Second-half swoon? This year’s Vikings team is in first place at the bye. Last year’s team was, too; it lost eight of 11 after heading into the bye 5-0. The Vikings have said all the right things about learning from last year’s slide, and they aren’t beset with the number of offensive line injuries they faced last year. But four of their next five games are on the road, and as Zimmer said Tuesday, it’s hard to know at this point how the 2017 Vikings will handle things.

The road ahead

A look at three potentially pivotal games in the second half of the Vikings season:

Nov. 23 at Detroit: Losers of three straight games to the Lions, the Vikings need to redirect this rivalry and stake a claim in the NFC North. That starts in earnest two weeks after the bye on Thanksgiving in Detroit, where last Thanksgiving Lions kicker Matt Prater sank Vikings hopes with a game-winning field goal after a Sam Bradford interception. The Vikings and Lions consistently have played close games, with only one score separating the two in the past three meetings.

Dec. 3 at Atlanta: The Vikings are set up to face three current above-.500 NFC playoff contenders outside the division in 2017’s second half: the Rams (5-2), Panthers (5-3) and Falcons (4-3). So why highlight the Falcons? Because they’re the reigning NFC champions, and hold a 3-0 conference record, which is a potential playoff tiebreaker. The game comes at the midway point of five Vikings second-half road trips. The last time the Vikings made the playoffs, in 2015, they won a midseason road game in Atlanta along the way.

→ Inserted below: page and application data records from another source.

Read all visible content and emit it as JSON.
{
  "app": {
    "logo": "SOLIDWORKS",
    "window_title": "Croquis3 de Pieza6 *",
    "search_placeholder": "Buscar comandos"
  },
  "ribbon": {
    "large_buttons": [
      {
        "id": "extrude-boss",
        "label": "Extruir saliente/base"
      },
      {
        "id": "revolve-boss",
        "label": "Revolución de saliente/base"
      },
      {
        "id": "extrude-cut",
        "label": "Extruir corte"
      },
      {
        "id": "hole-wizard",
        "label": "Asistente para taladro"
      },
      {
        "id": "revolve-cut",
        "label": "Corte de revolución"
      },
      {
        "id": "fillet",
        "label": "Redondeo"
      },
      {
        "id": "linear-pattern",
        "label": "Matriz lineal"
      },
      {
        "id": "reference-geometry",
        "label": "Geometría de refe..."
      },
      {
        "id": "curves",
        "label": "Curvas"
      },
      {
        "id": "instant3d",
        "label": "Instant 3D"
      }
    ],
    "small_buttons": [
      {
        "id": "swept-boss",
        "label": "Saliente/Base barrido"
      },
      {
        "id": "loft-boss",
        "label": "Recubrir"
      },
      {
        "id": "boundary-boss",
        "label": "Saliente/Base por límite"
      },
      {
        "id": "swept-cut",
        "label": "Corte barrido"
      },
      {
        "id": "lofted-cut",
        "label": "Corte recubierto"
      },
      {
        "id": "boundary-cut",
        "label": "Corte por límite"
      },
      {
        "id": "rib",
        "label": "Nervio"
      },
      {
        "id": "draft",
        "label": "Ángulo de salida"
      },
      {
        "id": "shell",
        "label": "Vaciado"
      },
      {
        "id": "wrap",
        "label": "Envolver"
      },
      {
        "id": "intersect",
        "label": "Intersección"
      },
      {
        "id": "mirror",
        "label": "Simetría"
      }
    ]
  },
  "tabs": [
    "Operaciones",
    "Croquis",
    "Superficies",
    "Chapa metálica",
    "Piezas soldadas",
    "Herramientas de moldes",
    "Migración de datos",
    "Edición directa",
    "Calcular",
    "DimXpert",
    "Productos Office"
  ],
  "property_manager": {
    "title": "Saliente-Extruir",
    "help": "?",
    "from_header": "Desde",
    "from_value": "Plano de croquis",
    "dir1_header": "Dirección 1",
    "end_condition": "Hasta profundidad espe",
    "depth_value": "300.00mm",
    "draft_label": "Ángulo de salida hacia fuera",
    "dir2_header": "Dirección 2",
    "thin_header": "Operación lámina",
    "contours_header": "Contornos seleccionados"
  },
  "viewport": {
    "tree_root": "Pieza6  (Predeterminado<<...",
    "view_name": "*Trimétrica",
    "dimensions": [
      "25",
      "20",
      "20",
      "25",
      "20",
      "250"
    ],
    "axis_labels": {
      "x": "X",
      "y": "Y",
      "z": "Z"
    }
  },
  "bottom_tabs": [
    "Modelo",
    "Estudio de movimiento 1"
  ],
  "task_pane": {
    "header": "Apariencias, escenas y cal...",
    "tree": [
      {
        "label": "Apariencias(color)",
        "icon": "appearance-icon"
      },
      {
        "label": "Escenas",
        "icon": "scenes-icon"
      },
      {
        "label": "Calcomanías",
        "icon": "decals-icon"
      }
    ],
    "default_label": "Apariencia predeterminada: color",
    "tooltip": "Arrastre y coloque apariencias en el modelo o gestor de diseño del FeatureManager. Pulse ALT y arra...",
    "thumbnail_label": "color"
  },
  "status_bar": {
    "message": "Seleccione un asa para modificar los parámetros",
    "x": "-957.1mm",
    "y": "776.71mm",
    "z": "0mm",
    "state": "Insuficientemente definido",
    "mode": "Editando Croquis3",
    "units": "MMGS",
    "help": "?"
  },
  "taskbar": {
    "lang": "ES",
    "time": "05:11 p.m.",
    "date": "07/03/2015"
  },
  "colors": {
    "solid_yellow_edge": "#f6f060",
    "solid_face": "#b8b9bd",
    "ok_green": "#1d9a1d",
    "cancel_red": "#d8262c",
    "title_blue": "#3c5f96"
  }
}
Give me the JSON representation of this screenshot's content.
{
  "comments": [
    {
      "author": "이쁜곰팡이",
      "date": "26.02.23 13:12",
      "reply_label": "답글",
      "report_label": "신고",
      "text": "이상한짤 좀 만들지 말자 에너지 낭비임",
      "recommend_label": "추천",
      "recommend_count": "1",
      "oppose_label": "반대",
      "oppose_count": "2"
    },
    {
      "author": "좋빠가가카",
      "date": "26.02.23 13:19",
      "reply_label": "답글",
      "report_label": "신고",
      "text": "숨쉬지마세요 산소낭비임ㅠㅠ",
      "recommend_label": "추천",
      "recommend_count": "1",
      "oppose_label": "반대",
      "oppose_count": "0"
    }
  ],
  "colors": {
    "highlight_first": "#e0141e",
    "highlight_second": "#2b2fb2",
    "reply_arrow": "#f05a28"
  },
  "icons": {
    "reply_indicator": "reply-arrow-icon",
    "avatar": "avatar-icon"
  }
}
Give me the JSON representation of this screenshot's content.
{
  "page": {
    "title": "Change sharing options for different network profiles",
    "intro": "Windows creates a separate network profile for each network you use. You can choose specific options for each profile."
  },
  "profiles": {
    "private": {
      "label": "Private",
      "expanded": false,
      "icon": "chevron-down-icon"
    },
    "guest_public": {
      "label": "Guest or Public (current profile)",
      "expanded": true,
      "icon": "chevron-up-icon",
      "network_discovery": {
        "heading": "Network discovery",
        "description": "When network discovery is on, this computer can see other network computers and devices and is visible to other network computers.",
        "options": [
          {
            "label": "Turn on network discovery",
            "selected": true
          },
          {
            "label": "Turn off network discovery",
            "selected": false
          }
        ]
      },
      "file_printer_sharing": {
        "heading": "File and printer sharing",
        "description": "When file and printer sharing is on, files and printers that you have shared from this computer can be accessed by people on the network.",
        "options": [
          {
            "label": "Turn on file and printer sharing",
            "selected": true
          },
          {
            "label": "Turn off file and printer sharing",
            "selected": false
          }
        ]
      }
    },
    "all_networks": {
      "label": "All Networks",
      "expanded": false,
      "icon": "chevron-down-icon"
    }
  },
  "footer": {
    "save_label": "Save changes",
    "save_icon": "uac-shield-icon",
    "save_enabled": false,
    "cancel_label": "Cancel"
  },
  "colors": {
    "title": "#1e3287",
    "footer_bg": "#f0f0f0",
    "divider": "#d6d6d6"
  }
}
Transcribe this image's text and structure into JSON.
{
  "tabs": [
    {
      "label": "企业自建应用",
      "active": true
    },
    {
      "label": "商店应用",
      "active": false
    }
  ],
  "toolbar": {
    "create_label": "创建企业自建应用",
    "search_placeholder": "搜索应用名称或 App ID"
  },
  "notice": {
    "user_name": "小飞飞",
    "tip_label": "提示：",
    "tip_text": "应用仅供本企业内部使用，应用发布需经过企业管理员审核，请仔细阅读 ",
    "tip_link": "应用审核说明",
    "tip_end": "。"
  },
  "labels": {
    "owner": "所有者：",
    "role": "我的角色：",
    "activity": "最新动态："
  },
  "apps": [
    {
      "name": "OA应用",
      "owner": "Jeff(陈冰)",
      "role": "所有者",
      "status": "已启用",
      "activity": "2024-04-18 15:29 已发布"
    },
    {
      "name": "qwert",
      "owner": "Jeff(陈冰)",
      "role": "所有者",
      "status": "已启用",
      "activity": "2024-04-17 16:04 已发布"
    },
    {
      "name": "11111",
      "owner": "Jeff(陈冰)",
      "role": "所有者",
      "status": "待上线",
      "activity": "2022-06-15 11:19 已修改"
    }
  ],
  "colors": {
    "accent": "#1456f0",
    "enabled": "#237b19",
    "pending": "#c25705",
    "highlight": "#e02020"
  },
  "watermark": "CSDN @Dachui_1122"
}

Dec. 23 at Green Bay: Will Aaron Rodgers return this season? Early reports indicate Rodgers could return by mid-December. Regardless of who quarterbacks the Packers, the Vikings could do something they have not yet done against Green Bay since Mike Zimmer was hired — record a season sweep. That will require a typical defensive performance, not like last year’s Christmas Eve debacle in which the Vikings were blown out by halftime.